◆ **The input**:
========================

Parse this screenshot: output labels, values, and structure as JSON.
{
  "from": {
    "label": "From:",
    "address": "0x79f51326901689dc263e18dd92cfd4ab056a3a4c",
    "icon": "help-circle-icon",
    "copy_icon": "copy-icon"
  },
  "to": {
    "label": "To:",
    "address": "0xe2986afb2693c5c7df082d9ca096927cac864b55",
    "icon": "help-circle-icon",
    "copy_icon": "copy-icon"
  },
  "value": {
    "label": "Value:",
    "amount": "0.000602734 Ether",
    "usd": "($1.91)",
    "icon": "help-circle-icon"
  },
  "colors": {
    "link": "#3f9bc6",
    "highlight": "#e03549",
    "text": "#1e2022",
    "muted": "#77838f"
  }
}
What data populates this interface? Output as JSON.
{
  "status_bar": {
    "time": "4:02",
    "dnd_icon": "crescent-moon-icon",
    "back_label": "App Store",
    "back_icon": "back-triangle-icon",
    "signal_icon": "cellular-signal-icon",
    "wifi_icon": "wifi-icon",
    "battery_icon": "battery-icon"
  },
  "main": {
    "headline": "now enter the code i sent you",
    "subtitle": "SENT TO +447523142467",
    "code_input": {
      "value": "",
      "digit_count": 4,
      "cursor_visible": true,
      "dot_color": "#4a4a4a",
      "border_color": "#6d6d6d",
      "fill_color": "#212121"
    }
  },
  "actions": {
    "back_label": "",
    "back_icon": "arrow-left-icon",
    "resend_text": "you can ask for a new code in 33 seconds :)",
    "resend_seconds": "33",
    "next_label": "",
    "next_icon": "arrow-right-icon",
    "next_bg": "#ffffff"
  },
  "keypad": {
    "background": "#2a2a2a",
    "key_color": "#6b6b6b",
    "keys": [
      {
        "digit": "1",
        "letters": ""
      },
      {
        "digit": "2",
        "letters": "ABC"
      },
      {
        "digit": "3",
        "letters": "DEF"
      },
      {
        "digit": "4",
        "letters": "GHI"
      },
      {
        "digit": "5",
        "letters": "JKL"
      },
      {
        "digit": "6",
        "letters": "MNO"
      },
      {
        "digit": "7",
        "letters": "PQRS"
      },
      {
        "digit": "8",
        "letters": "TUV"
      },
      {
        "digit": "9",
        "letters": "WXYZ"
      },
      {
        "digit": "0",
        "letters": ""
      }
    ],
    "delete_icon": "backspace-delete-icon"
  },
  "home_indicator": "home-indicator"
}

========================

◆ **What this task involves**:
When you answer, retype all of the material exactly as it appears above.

◆ **Reply**:
Parse this screenshot: output labels, values, and structure as JSON.
{
  "from": {
    "label": "From:",
    "address": "0x79f51326901689dc263e18dd92cfd4ab056a3a4c",
    "icon": "help-circle-icon",
    "copy_icon": "copy-icon"
  },
  "to": {
    "label": "To:",
    "address": "0xe2986afb2693c5c7df082d9ca096927cac864b55",
    "icon": "help-circle-icon",
    "copy_icon": "copy-icon"
  },
  "value": {
    "label": "Value:",
    "amount": "0.000602734 Ether",
    "usd": "($1.91)",
    "icon": "help-circle-icon"
  },
  "colors": {
    "link": "#3f9bc6",
    "highlight": "#e03549",
    "text": "#1e2022",
    "muted": "#77838f"
  }
}
What data populates this interface? Output as JSON.
{
  "status_bar": {
    "time": "4:02",
    "dnd_icon": "crescent-moon-icon",
    "back_label": "App Store",
    "back_icon": "back-triangle-icon",
    "signal_icon": "cellular-signal-icon",
    "wifi_icon": "wifi-icon",
    "battery_icon": "battery-icon"
  },
  "main": {
    "headline": "now enter the code i sent you",
    "subtitle": "SENT TO +447523142467",
    "code_input": {
      "value": "",
      "digit_count": 4,
      "cursor_visible": true,
      "dot_color": "#4a4a4a",
      "border_color": "#6d6d6d",
      "fill_color": "#212121"
    }
  },
  "actions": {
    "back_label": "",
    "back_icon": "arrow-left-icon",
    "resend_text": "you can ask for a new code in 33 seconds :)",
    "resend_seconds": "33",
    "next_label": "",
    "next_icon": "arrow-right-icon",
    "next_bg": "#ffffff"
  },
  "keypad": {
    "background": "#2a2a2a",
    "key_color": "#6b6b6b",
    "keys": [
      {
        "digit": "1",
        "letters": ""
      },
      {
        "digit": "2",
        "letters": "ABC"
      },
      {
        "digit": "3",
        "letters": "DEF"
      },
      {
        "digit": "4",
        "letters": "GHI"
      },
      {
        "digit": "5",
        "letters": "JKL"
      },
      {
        "digit": "6",
        "letters": "MNO"
      },
      {
        "digit": "7",
        "letters": "PQRS"
      },
      {
        "digit": "8",
        "letters": "TUV"
      },
      {
        "digit": "9",
        "letters": "WXYZ"
      },
      {
        "digit": "0",
        "letters": ""
      }
    ],
    "delete_icon": "backspace-delete-icon"
  },
  "home_indicator": "home-indicator"
}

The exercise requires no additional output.